A lot of bugginess has been cleaned up from earlier versions. This 2.0 milestone release also brings with it a better report scheduling method -- in previous versions, the only way to schedule multiple daily reports was to use a clumsy kludge -- but some of the more complex scheduling options and features that you might want with an enterprise BI system remain to be implemented.
OpenReports is built upon a melange of open source software components, including:
- Hibernate (to connect to a SQL database)
- JasperReports (Java-based open source reporting library)
- JFreeCharts (a Java chart library with a massive array of charts, from 3D pie charts to candlestick charts, scatter plots, and bubble charts)
- Quartz (to conduct email scheduling)
- Velocity (for templating)
- WebWork (a Java-based Web application framework)
OpenReports is the Web glue that coagulates all these together into one unified, menu-driven system. It's the integration of disparate packages under one Web roof that makes it powerful.
Before you can use OpenReports, you need to have a couple things in place. In addition to a database to be analyzed, you'll also need the Java 2 Standard Edition Runtime Environment (JRE) and Apache Tomcat.
For evaluative purposes, the project provides a special demo bundle, in the form of a 37MB Zip archive file that contains Tomcat, OpenReports, a sample database, and a set of preconfigured reports.
If you unpack the demo bundle and poke around in its directories, you'll be reminded that (a) OpenReports is cross-platform, and (b) Linux isn't the only operating system in the universe. As with the cross-platform Tomcat distribution, the shell scripts all have .sh extensions, and they share the same directories with .bat files for those who are using a Windows environment.
After unpacking, the first step is to start the sample database:
You'll get a screenful of startup messages, and then the database should be opened. If you're testing out the demo, it's easiest to start this script in a window of its own, and then type
Ctrl-C to close it when you're done.
If you don't already have Tomcat installed and running, you'll have to start the version that's included in the bundle. That will probably require some variable setting -- specifically, the BASEDIR variable will have to be set to the Tomcat root directory in the demo package, and the JAVA_HOME variable will have to be set to the directory containing your Java installation. For example:
BASEDIR="/usr/local/src/oreports/openreports-tomcat/tomcat/";export BASEDIR JAVA_HOME="/usr/local/src/IBMJava/IBMJava2-142/jre/";export JAVA_HOME
If you have an older 1.4 or 1.3 JRE, you'll also have to grab a compatibility pack from the Tomcat site, place it in the Tomcat root directory, and untar it there.
Then, you can start Tomcat:
At this point, you should have Tomcat running at port 8080. Open up a browser and check the URL http://localhost:8080/ to verify your installation -- you should get the Tomcat "congratulations" page.
OpenReports should be running and ready at the URL http://localhost:8080/openreports.

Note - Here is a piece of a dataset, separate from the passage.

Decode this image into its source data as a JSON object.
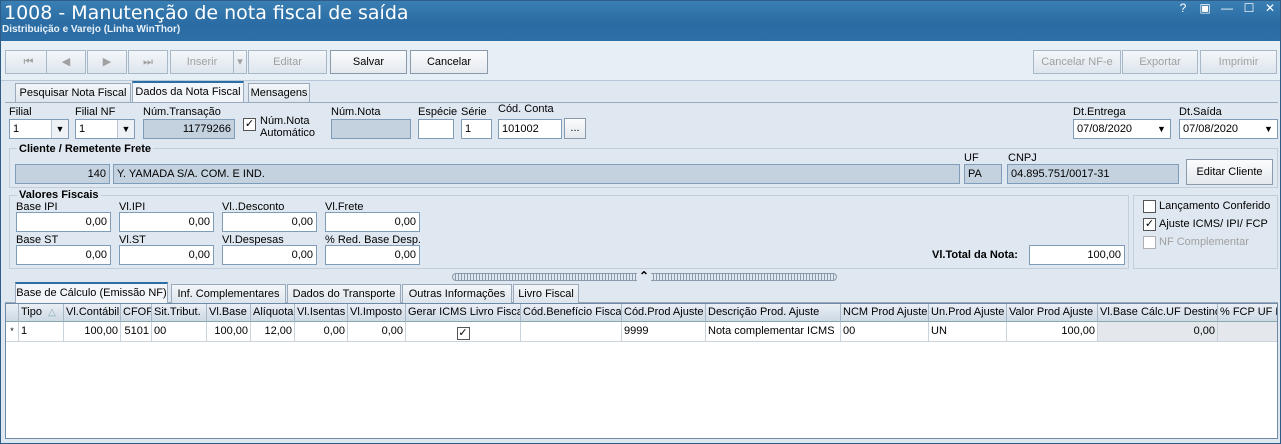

Load that page, and use a username and password combo of "admin" and "admin" to log in to OpenReports.
Erik Swenson, main OpenReports developer and publisher of the Open Intelligence blog, has issued the "OpenReports Real World Reporting Challenge," where he will include new sample reports and charts in the coming OpenReports 2.0 final release that are based on a software company's actual database.
"The idea behind this challenge," Swenson writes, "is to base the new samples on a real world database and to illustrate the ease with which OpenReports can be used to provide reporting capabilities to existing applications."
The offer is open to any software maker, both proprietary and open source, who would be willing to offer their database. In return, Swenson writes, "I will create a number of reports and charts that can be used to provide reporting functionality to your users while at the same time showcasing the features of OpenReports."
At this point, you're in -- but outside of testing the demo data, you can't do much without doing a little more setup. The OpenReports administrator has to create an OpenReports schema, configure a few settings, including the base directory and the mail host (so that the email reports can go out properly), and the software helpers, including Hibernate and Quartz, have to be configured for the actual database. Included with the distribution is a PDF install guide that steps through all this.
Once you're in, the Web interface and menu bar make using the software pretty self-explanatory -- which is good, because the system doesn't come with much documentation. An administration guide (recommended for those who wish to begin scheduling and templating their own reports) is only available to those who make a donation of $20 or more to the project.
The demo contains a few chart and query reports that you can generate from the Reports menu. You can get output from the sample reports in various formats, including PDF. If you don't want to install the demo and generate reports on the system yourself, you can see several report screenshots online that were generated by OpenReports 1.0. The site also has a set of Flash demos.
BI is a rapidly developing market, with its own trade press, proprietary software vendors, and even database companies adding their offerings to the craze. There seems to be growing interest in open source BI software, and for a free answer on Linux, OpenReports and the tools it utilizes are a pretty good start.